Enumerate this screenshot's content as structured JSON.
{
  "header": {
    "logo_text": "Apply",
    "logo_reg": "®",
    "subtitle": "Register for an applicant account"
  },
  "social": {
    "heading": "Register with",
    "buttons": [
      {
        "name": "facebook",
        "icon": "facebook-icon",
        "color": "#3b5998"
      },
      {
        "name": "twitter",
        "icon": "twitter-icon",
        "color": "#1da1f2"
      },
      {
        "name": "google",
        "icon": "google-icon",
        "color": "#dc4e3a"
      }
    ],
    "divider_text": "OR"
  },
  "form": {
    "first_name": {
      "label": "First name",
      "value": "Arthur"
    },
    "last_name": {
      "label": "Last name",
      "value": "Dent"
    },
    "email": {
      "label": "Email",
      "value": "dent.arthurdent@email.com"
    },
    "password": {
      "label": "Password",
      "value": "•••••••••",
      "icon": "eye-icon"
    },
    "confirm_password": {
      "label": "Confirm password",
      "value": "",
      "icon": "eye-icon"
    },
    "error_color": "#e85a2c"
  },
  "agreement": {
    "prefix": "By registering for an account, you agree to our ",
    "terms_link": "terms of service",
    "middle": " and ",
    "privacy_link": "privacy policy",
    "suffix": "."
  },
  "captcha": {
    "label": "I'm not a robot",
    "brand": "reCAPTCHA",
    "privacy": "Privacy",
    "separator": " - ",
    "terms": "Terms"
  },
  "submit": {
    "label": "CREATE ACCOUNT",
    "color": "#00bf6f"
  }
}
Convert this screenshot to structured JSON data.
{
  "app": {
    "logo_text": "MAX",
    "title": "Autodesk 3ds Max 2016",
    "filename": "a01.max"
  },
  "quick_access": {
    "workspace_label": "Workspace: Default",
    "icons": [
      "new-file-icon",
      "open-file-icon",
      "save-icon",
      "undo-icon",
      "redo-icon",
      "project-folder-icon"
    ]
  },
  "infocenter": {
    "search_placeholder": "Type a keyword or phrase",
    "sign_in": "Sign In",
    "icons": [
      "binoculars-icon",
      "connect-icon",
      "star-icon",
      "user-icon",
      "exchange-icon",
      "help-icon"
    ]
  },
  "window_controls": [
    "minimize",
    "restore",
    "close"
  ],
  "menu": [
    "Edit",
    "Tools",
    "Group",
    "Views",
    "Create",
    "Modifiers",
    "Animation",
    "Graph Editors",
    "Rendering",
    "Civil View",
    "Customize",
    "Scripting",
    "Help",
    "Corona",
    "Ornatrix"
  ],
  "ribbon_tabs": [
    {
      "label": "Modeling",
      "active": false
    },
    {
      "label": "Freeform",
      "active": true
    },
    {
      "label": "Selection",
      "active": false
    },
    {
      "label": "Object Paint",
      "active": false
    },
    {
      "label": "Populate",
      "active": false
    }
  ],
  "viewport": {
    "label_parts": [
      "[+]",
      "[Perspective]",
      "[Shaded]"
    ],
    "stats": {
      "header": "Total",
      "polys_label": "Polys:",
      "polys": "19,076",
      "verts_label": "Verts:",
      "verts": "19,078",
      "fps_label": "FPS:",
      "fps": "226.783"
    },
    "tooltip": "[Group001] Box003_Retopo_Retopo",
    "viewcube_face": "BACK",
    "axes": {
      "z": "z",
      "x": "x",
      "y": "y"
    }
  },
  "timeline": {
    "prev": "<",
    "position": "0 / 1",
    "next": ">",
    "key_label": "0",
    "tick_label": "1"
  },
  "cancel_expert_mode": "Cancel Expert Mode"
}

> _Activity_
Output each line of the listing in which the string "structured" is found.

> _Exercise answer_
Enumerate this screenshot's content as structured JSON.
Convert this screenshot to structured JSON data.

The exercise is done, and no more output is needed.